Sedimentary processes can also generate unique and interesting features that are amenable to the saw and the polishing wheel. The chrysanthemum stone above on the left formed when strontium-rich seawater penetrated buried, but non-lithified, organic calcareous muds in the seafloor. Cracks formed in the hardening mud and celestite (SrSO4) and calcite (CaCO3) were precipitated in the void space along the crack. The growing crystals pushed the ooze aside generating patterns that often resemble flowers. This particular stone was offered by Stones by Stalker of Tioga, PA and is from Permian age strata in the Hunan Province of China.

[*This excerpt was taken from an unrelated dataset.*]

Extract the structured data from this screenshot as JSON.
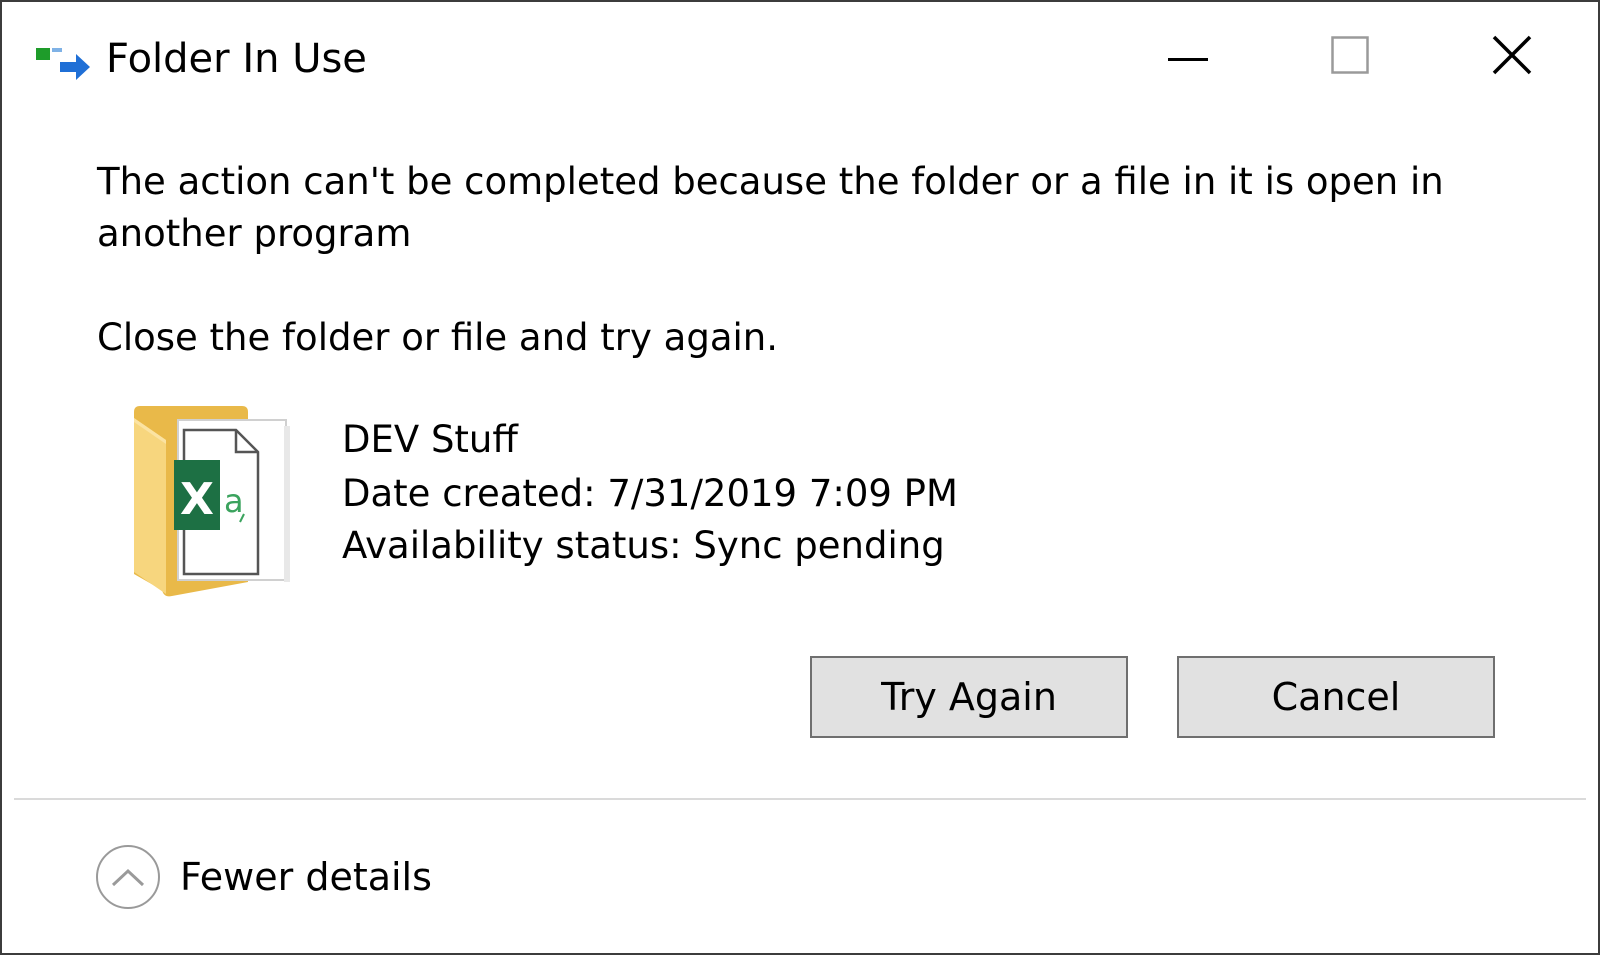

I am violating my requirement of provenance by including a Septarian Nodule that was offered by Canton Collectibles of Martinsburg, WV in this discussion. We do not know its actual provenance, but the perplexing story of a septarian nodule is too interesting to overlook. First, one needs to grow a concretion within a sedimentary sequence, a rock that is harder that its surroundings, generally cemented, and trending towards round in shape. Simply put, geologists can not agree on how that occurs. Is it from the inside out after nucleating on an organic fragment? Perhaps, but then radially oriented cracks often taper towards the margins indicating a stiffer margin.
And then we must crack the nodule and that mechanism is also controversial. Clay dehydration, gas escape as organic matter decays, shrinkage of the center with burial mineralization, and a host of exotic mechanisms have been proposed. Heck, they may all work under the correct circumstances. In this case, calcite precipitation within the cracked nodule occurred in two stages. The first left a very dark rind on the host dolostone. The latter final stage of cement filling calcite is a brilliant honey color and the crystals are larger.
I researched this next one with a fair amount of skepticism, but learned my concerns were unfounded. John Diaz of DarkHorse Minerals had several polished granite pieces displaying splotches of azurite. The blue almost appears to have been added with a dye, but careful examination reveals that the copper carbonate mineral is present along grain boundaries and in tiny fractures within grains. They are from Pakistan, recovered in talus at high elevation alongside the second highest mountain in the world, K2, also known as Mount Godwin Austen (http://geology.com/gemstones/k2/). Malachite is also found in similar setting.
Of course there are many minerals that also display best when polished. One such mineral is labradorite. Actually labradorite is not a recognized mineral, at least not officially by the International organization responsible for such things, but rather it is a name given to an intermediate composition in the plagioclase series between end member minerals anorthite (CaAl2Si2O8) and albite (NaAlSi3O8). Labradorite is the term used for plagioclase that ranges between 50% and 70% anorthite component.
Although named for a type location in Paul’s Island, Labrador, Canada, this piece I saw (and purchased) was from Madagascar. It was offered by Malachite and Gems of Rochester, NY. The peculiar reflectance from submicroscopic planes in the mineral lattice are so unique to labradorite that the iridescent feature is called labradorsecence (http://en.wikipedia.org/wiki/Labradorite).
Space does not permit me to continue, at least not this month. But I ask you, what is your favorite polished stone? Do you like it for its features, its unusual origin, because you found it and cut it, or just because. Any answer is just fine.
McBride, E.F., et. al., 2003, Calcite-cemented Concretions in Cretaceous Sandstone, Wyoming and Utah, Journal of Sedimentary Research, v. 73, n. 3, p. 462-483.
Various Mindat and Wikipedia sites were also accessed as noted in the text